_Work request_
Whenever a line below holds the word "this", count it once; report the total and nothing else.

Excerpts from a dataset:
= = = = =

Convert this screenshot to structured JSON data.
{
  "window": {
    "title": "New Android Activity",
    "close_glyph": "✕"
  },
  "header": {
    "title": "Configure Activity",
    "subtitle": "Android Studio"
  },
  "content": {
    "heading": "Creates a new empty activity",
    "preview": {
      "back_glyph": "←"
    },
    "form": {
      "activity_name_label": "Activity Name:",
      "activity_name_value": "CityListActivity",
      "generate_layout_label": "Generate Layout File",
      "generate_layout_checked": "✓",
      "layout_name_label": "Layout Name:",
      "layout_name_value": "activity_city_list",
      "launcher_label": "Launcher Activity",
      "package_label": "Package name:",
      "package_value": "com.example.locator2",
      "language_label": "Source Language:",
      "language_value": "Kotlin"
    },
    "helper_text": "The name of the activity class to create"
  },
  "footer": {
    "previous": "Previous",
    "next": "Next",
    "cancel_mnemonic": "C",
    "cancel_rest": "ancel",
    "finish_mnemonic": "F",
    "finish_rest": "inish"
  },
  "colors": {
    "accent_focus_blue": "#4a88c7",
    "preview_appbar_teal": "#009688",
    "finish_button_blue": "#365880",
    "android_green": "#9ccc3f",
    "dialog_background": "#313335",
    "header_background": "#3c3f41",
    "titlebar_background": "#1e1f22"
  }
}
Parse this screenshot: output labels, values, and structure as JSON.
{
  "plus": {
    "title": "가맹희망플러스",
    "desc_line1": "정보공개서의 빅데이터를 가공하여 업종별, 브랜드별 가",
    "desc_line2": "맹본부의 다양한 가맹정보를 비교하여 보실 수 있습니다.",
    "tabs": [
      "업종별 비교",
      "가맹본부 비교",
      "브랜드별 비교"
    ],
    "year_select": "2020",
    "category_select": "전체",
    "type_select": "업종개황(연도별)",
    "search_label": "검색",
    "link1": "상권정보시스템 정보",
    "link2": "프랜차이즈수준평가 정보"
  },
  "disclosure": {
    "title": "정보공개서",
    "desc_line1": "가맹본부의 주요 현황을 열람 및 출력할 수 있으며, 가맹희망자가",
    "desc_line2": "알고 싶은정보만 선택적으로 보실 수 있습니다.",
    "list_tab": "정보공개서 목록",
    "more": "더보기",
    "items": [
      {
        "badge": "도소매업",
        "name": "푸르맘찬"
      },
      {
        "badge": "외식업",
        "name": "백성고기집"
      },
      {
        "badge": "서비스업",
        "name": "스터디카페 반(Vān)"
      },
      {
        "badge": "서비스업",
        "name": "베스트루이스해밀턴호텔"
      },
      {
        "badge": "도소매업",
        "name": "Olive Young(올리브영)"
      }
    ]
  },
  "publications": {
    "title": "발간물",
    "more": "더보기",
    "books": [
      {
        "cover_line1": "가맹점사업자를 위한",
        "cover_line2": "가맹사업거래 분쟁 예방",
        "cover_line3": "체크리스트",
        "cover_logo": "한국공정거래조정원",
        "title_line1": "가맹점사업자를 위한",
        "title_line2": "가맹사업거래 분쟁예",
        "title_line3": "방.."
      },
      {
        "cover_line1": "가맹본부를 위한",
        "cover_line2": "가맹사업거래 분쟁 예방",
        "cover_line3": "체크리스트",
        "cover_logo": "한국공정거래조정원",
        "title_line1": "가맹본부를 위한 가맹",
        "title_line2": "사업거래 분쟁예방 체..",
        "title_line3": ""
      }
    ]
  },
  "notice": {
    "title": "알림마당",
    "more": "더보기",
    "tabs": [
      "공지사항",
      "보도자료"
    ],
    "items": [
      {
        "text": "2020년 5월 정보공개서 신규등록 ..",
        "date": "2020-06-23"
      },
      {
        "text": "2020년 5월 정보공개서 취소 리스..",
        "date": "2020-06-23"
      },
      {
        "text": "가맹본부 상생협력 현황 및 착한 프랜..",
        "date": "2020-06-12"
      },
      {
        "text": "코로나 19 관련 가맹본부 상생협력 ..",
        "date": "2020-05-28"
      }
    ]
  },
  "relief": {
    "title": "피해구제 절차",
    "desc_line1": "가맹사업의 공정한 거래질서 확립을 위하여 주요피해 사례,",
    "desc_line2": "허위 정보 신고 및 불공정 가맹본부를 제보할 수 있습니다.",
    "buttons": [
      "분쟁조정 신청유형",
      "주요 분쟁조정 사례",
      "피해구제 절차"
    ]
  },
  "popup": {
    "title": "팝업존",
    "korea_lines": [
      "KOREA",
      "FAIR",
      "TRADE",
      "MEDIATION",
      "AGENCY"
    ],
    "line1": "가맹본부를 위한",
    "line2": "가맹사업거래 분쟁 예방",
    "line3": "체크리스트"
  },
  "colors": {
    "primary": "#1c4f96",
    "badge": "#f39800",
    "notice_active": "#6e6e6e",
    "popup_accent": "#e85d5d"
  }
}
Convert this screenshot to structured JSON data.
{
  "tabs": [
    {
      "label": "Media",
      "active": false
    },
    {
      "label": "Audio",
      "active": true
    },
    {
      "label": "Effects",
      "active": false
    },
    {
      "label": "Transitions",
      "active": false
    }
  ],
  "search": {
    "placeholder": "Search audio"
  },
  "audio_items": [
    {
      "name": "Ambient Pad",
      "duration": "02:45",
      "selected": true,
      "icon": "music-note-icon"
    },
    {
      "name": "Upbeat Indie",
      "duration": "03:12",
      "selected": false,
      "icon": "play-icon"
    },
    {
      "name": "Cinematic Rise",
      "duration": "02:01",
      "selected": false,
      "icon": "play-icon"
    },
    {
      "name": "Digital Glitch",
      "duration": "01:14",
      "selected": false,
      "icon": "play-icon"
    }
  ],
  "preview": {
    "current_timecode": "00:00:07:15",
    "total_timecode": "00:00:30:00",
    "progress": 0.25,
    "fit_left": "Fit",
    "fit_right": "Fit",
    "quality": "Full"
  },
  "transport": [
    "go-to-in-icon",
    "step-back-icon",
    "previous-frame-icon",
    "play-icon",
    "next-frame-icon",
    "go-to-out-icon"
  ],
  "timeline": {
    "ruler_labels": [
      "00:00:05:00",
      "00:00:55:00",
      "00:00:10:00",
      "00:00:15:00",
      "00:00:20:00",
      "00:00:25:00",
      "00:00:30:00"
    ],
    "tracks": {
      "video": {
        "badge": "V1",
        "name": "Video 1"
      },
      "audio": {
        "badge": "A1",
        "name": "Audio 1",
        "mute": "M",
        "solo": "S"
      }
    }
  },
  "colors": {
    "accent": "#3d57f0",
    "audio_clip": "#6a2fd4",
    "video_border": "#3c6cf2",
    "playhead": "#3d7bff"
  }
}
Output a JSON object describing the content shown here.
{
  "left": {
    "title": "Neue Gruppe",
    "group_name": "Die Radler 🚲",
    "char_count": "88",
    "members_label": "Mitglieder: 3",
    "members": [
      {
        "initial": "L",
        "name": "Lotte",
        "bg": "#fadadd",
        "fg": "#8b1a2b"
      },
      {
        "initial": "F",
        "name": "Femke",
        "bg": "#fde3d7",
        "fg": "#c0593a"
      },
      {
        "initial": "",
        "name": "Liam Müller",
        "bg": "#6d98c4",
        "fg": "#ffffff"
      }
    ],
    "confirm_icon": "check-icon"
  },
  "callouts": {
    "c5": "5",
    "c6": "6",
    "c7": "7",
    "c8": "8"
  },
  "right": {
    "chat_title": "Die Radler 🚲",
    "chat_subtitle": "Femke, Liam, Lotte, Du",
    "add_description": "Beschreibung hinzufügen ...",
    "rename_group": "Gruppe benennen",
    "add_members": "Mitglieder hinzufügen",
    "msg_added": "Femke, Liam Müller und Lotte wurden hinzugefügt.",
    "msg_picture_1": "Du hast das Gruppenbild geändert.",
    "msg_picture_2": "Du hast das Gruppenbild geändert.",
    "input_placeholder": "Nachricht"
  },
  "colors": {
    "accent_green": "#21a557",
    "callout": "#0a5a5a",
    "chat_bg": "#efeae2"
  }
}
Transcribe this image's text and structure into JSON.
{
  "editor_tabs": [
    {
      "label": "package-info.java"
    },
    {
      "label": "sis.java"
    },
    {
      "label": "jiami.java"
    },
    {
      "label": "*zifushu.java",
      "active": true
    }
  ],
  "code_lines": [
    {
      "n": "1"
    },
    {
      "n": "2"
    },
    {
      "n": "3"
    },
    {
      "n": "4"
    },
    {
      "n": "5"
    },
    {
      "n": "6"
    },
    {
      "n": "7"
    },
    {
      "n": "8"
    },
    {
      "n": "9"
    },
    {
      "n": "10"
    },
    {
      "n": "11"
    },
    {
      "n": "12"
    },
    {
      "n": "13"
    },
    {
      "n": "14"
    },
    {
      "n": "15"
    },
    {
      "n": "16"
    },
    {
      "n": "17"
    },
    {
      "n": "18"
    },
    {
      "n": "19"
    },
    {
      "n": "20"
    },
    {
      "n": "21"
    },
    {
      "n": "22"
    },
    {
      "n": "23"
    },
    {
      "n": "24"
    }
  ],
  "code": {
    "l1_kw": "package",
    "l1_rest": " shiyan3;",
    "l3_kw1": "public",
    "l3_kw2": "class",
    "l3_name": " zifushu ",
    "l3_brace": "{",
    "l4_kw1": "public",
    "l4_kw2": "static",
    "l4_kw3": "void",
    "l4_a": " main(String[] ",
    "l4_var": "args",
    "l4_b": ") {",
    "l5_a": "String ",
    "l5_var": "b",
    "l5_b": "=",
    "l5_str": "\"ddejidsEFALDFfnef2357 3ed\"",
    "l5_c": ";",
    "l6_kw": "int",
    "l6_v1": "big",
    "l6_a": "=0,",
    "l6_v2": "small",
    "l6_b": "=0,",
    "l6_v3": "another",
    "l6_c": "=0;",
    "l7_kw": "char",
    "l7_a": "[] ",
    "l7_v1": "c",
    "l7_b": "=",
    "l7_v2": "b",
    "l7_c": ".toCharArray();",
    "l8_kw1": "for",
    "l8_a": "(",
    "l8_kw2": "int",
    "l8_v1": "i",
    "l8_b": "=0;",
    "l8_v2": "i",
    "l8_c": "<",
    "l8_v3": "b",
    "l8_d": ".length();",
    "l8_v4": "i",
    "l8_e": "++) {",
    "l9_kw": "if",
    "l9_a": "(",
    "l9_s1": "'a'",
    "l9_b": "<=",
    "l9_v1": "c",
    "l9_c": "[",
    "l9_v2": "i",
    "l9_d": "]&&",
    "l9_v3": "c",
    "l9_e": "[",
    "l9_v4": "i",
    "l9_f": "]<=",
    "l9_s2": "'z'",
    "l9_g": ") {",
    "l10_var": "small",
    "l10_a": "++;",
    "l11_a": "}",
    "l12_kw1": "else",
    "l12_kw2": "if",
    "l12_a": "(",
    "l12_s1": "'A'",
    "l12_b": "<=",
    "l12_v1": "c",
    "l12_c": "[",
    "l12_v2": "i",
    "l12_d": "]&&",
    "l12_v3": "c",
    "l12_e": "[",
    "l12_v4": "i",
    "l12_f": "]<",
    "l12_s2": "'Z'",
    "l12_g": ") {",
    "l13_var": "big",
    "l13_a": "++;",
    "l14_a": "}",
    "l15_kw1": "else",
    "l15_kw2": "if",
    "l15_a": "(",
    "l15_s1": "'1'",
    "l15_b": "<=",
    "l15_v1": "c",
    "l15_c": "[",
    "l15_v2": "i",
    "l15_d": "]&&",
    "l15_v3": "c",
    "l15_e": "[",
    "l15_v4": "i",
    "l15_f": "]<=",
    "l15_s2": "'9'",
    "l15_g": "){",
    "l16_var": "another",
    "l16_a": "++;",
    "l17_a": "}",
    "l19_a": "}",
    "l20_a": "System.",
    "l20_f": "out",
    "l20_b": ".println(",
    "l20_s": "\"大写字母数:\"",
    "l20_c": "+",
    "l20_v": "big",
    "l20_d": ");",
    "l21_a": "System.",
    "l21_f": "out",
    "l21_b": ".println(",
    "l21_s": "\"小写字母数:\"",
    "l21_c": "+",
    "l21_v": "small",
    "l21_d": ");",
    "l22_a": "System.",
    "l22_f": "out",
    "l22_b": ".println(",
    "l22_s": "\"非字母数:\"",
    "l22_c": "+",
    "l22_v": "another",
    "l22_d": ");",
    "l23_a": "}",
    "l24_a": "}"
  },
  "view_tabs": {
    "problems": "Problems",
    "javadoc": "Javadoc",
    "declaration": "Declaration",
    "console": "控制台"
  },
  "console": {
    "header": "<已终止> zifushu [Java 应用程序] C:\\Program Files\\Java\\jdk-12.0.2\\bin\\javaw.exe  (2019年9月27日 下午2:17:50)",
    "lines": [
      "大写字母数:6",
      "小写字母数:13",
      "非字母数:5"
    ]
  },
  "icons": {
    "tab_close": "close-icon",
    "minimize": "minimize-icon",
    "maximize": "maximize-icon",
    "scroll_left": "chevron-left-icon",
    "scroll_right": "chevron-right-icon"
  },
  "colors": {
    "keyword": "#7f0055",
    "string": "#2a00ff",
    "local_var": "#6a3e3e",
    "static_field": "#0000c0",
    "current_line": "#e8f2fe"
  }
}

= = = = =

_Response_
4